[SOURCE DATA]
:::

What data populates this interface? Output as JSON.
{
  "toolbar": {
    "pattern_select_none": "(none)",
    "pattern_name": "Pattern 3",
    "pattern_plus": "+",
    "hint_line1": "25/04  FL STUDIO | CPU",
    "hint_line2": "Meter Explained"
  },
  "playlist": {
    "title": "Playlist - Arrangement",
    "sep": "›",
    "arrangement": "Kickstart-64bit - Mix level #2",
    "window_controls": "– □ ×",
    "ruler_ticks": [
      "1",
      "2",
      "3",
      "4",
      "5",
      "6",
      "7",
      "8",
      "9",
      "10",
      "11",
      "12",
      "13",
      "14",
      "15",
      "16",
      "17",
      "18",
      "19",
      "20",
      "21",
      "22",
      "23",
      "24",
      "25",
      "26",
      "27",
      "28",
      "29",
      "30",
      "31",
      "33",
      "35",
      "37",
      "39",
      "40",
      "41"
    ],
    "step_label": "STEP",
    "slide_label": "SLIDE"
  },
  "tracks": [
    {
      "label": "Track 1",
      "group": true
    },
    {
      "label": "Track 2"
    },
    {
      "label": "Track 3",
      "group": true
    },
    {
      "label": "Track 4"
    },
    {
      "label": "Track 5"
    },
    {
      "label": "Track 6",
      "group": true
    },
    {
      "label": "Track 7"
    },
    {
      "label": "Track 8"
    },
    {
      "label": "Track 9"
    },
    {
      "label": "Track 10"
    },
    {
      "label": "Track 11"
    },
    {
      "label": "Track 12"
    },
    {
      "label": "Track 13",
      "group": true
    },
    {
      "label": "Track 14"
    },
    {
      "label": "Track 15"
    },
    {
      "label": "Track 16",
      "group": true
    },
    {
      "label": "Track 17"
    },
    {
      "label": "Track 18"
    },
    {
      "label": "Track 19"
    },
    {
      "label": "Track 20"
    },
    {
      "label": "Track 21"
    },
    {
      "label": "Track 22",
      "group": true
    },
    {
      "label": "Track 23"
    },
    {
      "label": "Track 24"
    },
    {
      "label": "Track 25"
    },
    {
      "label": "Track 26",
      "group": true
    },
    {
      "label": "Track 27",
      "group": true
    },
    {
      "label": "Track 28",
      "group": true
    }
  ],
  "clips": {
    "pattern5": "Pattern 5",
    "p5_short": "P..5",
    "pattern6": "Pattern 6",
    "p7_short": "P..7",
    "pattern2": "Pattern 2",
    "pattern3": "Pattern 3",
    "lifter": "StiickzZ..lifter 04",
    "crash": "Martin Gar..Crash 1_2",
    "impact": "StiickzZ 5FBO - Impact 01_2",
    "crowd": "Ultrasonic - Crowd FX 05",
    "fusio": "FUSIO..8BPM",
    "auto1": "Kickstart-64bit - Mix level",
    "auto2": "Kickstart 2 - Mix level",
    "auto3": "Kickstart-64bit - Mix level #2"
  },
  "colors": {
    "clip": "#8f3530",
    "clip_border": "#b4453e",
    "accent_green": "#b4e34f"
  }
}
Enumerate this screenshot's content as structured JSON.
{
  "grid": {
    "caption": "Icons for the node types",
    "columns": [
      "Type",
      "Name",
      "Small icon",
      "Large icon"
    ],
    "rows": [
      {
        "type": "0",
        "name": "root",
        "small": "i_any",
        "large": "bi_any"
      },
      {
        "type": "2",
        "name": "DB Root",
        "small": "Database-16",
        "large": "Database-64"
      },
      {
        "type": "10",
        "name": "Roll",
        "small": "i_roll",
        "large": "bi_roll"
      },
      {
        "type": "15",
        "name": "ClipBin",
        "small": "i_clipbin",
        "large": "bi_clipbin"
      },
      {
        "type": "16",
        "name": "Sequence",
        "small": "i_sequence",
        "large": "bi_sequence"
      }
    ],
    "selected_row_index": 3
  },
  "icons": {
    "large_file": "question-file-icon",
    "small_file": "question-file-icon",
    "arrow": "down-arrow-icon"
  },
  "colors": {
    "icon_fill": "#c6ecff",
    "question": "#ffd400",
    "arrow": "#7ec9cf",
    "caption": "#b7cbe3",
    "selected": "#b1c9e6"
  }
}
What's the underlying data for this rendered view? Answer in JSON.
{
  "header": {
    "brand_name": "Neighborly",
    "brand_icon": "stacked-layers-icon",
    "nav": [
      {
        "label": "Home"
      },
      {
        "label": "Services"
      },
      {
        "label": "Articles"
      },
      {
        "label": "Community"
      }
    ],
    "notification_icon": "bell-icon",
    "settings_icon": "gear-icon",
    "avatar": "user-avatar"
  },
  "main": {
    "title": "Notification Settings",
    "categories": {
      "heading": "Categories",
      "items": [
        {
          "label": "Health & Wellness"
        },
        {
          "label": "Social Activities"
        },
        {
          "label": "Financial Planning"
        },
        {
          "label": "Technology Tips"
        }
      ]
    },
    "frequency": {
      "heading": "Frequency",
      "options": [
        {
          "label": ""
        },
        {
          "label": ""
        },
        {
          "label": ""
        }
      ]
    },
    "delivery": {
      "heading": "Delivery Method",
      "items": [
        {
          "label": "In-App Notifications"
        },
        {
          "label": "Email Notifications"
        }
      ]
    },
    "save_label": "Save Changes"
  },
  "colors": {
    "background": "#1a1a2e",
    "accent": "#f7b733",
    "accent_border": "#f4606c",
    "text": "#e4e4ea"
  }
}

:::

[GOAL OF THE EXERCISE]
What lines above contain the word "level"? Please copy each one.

[RESPONSE AREA]
    "arrangement": "Kickstart-64bit - Mix level #2",
    "auto1": "Kickstart-64bit - Mix level",
    "auto2": "Kickstart 2 - Mix level",
    "auto3": "Kickstart-64bit - Mix level #2"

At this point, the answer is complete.